While social distancing will be the cornerstone of the ‘new normal’, alongside good hygienic practices, such as washing hands and the use of hand sanitizers, the question on the use of face masks, at least in the UK, remains. Across Europe for example these are now mandatory. In Germany and Italy, people are asked to wear them outside, in all places and at all times. So it is very likely that maks will be mandatory for the foreseeable future.
The scientific evidence has been divided surrounding the use of face masks for a reasonable amount of time. While initially scientists and epidemiologists argued that outside highly advanced surgical masks in use in ICU, the now-famous surgical grade respirator N95, there was little to no scientific evidence that masks offered any protection and indeed did not curb the rise of contagion. Despite this, that opinion has shifted considerably as a result of more studies emerging on their role and importance in helping to ease the spread of the contagion. Furthermore, while at first scientists argued that only surgical masks were effective now there is an acceptance that home-made reusable face masks also offer protection and will help us resume our lives while stopping the spread of the deadly Covid-19.

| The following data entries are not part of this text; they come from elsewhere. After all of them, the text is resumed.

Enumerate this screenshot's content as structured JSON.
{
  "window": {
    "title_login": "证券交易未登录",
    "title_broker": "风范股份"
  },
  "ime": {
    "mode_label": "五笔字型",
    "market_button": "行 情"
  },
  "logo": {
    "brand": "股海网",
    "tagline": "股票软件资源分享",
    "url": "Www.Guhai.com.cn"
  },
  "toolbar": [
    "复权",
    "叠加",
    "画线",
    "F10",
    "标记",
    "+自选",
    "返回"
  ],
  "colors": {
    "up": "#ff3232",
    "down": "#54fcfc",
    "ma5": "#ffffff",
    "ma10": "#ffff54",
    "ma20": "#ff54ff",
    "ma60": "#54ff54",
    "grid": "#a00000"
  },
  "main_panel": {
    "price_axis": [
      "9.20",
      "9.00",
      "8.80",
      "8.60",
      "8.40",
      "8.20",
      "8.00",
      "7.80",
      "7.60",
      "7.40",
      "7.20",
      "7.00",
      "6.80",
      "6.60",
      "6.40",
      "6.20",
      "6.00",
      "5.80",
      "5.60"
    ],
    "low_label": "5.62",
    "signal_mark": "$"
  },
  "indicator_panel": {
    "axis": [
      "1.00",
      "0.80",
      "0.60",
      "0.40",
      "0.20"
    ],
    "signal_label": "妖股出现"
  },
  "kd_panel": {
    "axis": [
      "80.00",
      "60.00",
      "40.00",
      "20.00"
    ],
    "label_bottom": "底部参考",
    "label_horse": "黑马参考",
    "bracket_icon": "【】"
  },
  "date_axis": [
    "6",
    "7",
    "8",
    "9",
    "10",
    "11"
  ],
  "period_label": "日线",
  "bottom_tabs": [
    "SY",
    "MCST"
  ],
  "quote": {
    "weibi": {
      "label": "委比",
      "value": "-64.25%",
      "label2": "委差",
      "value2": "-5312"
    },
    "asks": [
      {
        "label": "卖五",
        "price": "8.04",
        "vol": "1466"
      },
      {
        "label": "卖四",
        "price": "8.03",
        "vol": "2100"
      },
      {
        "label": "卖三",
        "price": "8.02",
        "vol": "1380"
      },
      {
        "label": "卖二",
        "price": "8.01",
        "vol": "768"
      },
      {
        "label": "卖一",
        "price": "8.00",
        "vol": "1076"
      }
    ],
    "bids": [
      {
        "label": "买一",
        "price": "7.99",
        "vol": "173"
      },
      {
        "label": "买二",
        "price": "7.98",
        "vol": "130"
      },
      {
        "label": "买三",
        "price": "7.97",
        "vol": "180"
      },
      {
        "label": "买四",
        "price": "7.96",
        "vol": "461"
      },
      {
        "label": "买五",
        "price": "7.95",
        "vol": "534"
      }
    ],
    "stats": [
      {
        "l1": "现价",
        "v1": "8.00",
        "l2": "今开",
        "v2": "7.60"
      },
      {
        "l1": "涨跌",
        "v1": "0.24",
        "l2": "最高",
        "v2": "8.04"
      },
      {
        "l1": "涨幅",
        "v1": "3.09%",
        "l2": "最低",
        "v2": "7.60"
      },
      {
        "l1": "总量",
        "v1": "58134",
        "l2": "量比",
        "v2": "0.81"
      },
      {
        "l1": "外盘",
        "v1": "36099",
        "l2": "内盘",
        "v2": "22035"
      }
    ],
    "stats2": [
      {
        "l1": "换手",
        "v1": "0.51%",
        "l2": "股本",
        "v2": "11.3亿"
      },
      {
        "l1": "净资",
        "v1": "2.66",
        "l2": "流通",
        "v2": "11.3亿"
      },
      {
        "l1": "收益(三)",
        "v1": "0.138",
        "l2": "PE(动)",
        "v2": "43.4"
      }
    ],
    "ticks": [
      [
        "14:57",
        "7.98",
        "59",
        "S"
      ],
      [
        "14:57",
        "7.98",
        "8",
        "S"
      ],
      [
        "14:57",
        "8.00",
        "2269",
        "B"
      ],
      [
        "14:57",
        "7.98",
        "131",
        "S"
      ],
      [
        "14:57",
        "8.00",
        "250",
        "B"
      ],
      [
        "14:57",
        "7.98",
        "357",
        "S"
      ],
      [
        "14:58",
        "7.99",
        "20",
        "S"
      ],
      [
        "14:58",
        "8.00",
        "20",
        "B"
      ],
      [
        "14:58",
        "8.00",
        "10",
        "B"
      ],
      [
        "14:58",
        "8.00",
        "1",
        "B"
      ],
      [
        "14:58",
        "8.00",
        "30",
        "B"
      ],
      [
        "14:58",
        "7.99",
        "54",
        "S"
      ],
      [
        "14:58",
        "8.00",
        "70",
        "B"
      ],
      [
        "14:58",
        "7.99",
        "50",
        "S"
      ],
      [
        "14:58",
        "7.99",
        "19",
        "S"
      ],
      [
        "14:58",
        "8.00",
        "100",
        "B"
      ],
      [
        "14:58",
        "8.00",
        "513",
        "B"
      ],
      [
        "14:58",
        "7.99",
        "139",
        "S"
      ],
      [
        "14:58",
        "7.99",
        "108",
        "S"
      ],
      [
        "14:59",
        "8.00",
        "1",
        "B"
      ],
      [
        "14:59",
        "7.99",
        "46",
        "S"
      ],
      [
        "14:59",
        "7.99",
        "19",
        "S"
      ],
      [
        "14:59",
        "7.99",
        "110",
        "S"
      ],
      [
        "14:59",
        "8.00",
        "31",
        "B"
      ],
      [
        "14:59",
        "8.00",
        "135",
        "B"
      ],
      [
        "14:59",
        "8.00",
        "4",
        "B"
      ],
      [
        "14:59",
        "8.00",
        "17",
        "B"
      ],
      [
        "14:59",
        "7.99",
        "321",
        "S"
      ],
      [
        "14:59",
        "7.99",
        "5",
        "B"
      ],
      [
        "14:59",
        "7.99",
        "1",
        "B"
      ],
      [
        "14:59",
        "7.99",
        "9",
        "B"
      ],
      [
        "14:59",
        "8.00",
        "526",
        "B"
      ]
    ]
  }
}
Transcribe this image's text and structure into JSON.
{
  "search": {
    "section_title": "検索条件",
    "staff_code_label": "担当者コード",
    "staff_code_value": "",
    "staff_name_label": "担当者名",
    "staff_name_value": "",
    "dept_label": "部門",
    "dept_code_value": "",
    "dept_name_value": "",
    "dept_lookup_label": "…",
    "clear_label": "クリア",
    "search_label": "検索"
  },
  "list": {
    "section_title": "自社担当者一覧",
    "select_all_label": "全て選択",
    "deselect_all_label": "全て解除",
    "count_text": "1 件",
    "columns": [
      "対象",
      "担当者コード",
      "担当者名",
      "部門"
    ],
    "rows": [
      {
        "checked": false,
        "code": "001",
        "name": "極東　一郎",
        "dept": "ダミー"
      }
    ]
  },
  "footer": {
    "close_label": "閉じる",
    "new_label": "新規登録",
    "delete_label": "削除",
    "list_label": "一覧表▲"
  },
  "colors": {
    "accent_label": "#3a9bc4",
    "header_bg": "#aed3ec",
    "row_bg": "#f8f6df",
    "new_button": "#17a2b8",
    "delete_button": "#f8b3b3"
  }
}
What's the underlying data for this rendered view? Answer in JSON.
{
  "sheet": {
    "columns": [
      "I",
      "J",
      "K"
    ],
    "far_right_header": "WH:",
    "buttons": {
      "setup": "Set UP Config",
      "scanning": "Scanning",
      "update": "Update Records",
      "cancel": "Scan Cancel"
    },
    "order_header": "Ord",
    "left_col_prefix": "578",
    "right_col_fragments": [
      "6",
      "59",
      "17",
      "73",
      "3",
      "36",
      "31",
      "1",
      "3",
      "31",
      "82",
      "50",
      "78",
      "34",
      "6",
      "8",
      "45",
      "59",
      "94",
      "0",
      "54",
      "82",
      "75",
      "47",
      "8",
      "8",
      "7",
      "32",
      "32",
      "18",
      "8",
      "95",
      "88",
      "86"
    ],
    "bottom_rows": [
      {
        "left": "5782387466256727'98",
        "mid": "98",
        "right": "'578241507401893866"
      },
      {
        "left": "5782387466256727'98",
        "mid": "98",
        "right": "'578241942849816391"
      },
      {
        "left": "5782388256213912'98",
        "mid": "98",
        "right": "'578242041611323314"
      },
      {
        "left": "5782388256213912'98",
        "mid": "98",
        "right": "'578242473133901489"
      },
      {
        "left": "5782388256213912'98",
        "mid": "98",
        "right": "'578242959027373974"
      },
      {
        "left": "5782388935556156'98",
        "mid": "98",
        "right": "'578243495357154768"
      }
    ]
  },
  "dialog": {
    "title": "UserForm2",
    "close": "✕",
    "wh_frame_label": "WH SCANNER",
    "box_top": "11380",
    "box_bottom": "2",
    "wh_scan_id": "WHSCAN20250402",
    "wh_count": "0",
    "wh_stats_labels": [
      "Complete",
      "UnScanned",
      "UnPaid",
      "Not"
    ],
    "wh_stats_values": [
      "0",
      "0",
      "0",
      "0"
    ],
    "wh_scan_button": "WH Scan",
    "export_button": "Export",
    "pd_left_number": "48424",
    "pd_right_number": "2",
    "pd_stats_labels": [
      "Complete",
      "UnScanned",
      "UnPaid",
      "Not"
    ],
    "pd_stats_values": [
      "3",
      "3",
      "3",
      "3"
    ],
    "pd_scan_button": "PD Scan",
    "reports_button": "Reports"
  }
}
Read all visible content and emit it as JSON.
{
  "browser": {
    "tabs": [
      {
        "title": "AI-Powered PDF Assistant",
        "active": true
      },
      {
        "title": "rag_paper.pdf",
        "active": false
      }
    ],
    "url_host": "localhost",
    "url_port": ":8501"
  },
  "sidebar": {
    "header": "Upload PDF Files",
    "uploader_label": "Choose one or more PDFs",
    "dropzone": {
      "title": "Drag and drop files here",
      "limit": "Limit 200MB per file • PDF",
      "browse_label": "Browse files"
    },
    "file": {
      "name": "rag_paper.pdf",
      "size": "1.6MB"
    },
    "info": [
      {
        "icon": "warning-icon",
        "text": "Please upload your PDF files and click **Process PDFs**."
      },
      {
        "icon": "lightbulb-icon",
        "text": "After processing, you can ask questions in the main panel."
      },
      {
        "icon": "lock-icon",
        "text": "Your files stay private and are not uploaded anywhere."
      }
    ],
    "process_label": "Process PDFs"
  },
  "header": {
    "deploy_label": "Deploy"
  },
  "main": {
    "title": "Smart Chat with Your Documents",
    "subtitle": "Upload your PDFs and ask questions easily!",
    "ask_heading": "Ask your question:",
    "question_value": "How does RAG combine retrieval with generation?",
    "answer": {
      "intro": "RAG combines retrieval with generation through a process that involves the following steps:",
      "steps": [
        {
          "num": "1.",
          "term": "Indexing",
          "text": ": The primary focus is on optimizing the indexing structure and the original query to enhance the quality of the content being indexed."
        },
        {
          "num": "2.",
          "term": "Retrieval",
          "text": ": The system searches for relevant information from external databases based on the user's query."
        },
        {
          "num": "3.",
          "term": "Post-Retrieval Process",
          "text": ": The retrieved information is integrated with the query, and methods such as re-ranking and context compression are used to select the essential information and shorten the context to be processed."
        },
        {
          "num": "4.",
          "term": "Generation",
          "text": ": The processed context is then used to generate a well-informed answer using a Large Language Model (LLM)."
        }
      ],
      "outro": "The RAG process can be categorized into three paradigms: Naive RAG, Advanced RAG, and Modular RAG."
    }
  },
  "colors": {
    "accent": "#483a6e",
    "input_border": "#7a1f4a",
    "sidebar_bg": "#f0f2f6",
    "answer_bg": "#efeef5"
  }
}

So, now the question posed is, what kind of face mask will best protect you against coronavirus? What material is preferable? Are there any environmental health factors?
In a previous blog, I talked about the study at North-eastern University in the US on the use of home-made masks and their effectiveness, especially if combined with the use of a nylon stocking. Now new studies in the UK by the Royal Society and the CDC in the USA have also come to the conclusion that home-made face masks offer protection and should be used outside.
With some studies pointing out that the tight-fitting around the face remains crucial- the CDC suggests that any covering, even a bandana is better than nothing, however, which material is preferable is still open for discussion.
A study recently published by the Wake Forest Baptist Medical Centre investigated which household material would be better to remove particles of bacteria and viruses. The study concluded that vacuum cleaners bags, heavyweight quilter’s cotton, or multiple layers would be best effective. However, even scarves or bandana, despite being less effective were also recommended. Therefore, the scientific advice seems to be that a home-made face mask, preferably tight around the face and with multiple layers would be effective and a very valid alternative to the surgical masks.
There are also now very important benefits to the use of home-made, textile-based masks. First of all, surgical masks should be reserved for health professionals and for front-line workers. The shortage of PPE remains a real issue and the public is reminded not to stock on essential PPE such as face mask. Secondly, as we are approaching the summer, surgical masks make for uncomfortable wearing, especially in the summer heat. A textile mask will allow for better breathing and avoid irritation of the skin. Thirdly, there is a very significant environmental benefit to the use of reusable masks. According to an analysis recently published by UCL London, if every single person in the UK would use a surgical mask every day for a year, there would be an extra 66000 tons of contaminated waste making it to the landfill. So the use of reusable face masks would reduce this considerably and help us also in our fight for a cleaner and safer environment.
So, as we all wait for the latest directives in how to return to ‘the new normal’, it is safe to say that we should all be prepared for using reusable face masks in public. Lastly, always remember to wash them at high temperatures after every use.